After learning about Post Traumatic Stress Disorder (PTSD), Natasha was concerned about the way triggering information is taught: “I learned about PTSD. And I started going through it, and I’m like, this happened to me. Okay, this is my family. And I started understanding my life a little bit more. And caring. And then I think because I learned about it through school, I’m able to spot things that are triggers. If we are going to have a trigger, because anything to do with residential school or the past can trigger, it needs to be taught in a positive way.”
“Kâsinamakewin – time to forgive” is the message of Natasha’s book that she hopes will make teaching the hard truths of our shared history less triggering and more positive. “You have to let something go for something new to come. Forgiveness. Putting us all on that equal playing field. It wasn’t only us that had something taken, and had that change, it was everybody. It was every living thing, including the sacred grandfather rocks, for instance. This book will teach the truth equally. It’s easy to comprehend. Easy to read and talk about,” says Natasha.
Natasha didn’t know what to do with her 2-year curriculum project until she conceived of a picture book through another class: “I had this class with Denise Morstad, and my personal art project, the whole thing just took off.” The book is designed to connect to the Saskatchewan curriculum. Natasha says, “My book connects outcomes in the Saskatchewan curriculum for every grade. Plus I have my teaching resources. It’s a big thing all in one.”
For the illustrations, Natasha and her daughters recreated many historical images using owls. Owls were an unusual choice, given they are a bad omen for First Nations. Natasha explains, “I wanted to get rid of race, the separation, the blame. I thought about the owl. An owl has many species that look the same but are different. So I used owls as characters. I use to hate owls; some are associated with death for First Nations. But my daughters love owls. Tamika loves the great horned owl, and Keaira loves the snowy barn owl.”
“I never thought I cared about residential schools, reconciliation, or being Native until I started going to university. I use to hate being brown. I was ashamed, it’s hard being brown. Even coming here sometimes, because you are the only brown girl in class, and then you see the odd one and you get really excited. I was constantly reminded of my difference, and that’s what really brought me to my book,” says Natasha.
Natasha hopes to ease the path for her children and future generations to have a more positive healing experience with education on reconciliation and residential schools.
“I don’t want my kids to feel that shame. They have friends who are Pakistani, Black, you name it. They come to their birthdays. We order so many different kinds of food. It’s so multicultural. I don’t want that diversity to die. I want kids to be able to have that without feeling that shame or separation because of an old fact in history.
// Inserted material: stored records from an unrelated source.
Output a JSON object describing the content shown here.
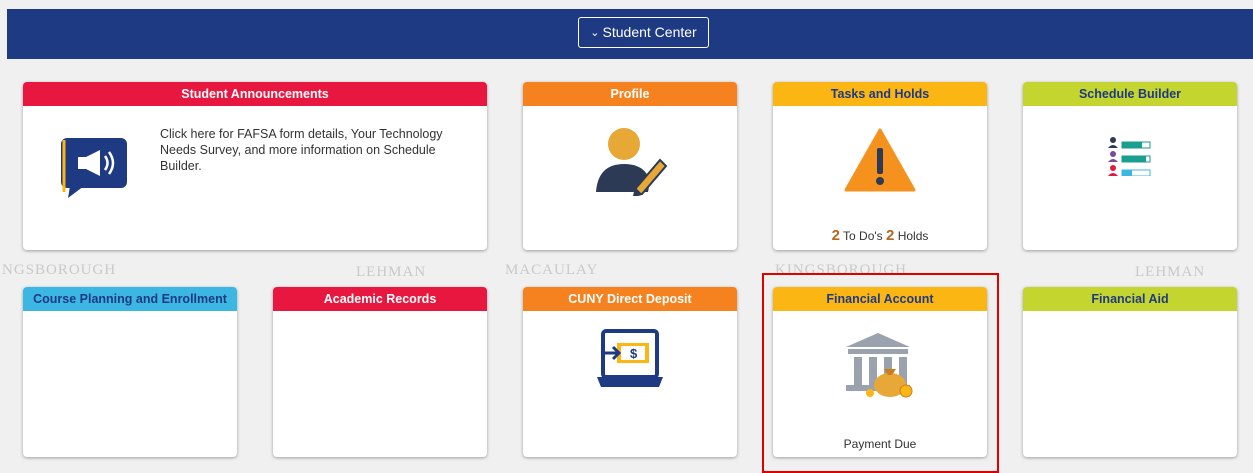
{
  "header": {
    "nav_label": "Student Center"
  },
  "watermarks": [
    "NGSBOROUGH",
    "LEHMAN",
    "MACAULAY",
    "KINGSBOROUGH",
    "LEHMAN"
  ],
  "tiles": {
    "announcements": {
      "title": "Student Announcements",
      "text": "Click here for FAFSA form details, Your Technology Needs Survey, and more information on Schedule Builder.",
      "color": "#e8173f"
    },
    "profile": {
      "title": "Profile",
      "color": "#f5821f"
    },
    "tasks": {
      "title": "Tasks and Holds",
      "todo_count": "2",
      "todo_label": "To Do's",
      "holds_count": "2",
      "holds_label": "Holds",
      "color": "#fbb614"
    },
    "schedule": {
      "title": "Schedule Builder",
      "color": "#c4d52f"
    },
    "course_planning": {
      "title": "Course Planning and Enrollment",
      "color": "#3cb7e3"
    },
    "academic_records": {
      "title": "Academic Records",
      "color": "#e8173f"
    },
    "direct_deposit": {
      "title": "CUNY Direct Deposit",
      "color": "#f5821f"
    },
    "financial_account": {
      "title": "Financial Account",
      "status": "Payment Due",
      "color": "#fbb614"
    },
    "financial_aid": {
      "title": "Financial Aid",
      "color": "#c4d52f"
    }
  },
  "icons": [
    "megaphone-icon",
    "profile-edit-icon",
    "warning-icon",
    "schedule-list-icon",
    "laptop-money-icon",
    "bank-moneybag-icon"
  ]
}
And well, yeah, there are things that need to be made right in terms of compensation and the Queen, but those things will get dealt with once more people are educated. Right now it’s almost a forgotten truth. It’s a hard truth to swallow. That’s why I needed my book. How am I going to be a teacher if I’m going to pull out all of these facts that I’ve learned? I wanted to compact that and make a friendly little version. ‘This happened, it’s done now. Let’s move on.’ I made sure a lot of facts and information in the book, but at a really easy learning level,” says Natasha.
An invitation to read her book to a class of students has already been extended to Natasha, and she has accepted. She looks forward to future opportunities.
You can view and purchase Natasha’s book at https://www.blurb.com/b/11160722-owl-of-us-matter
A Cree version is now available (Translated by Solomon Ratt) https://www.blurb.com/b/11181079-owl-of-us-matter-cree-versionFollow us on social media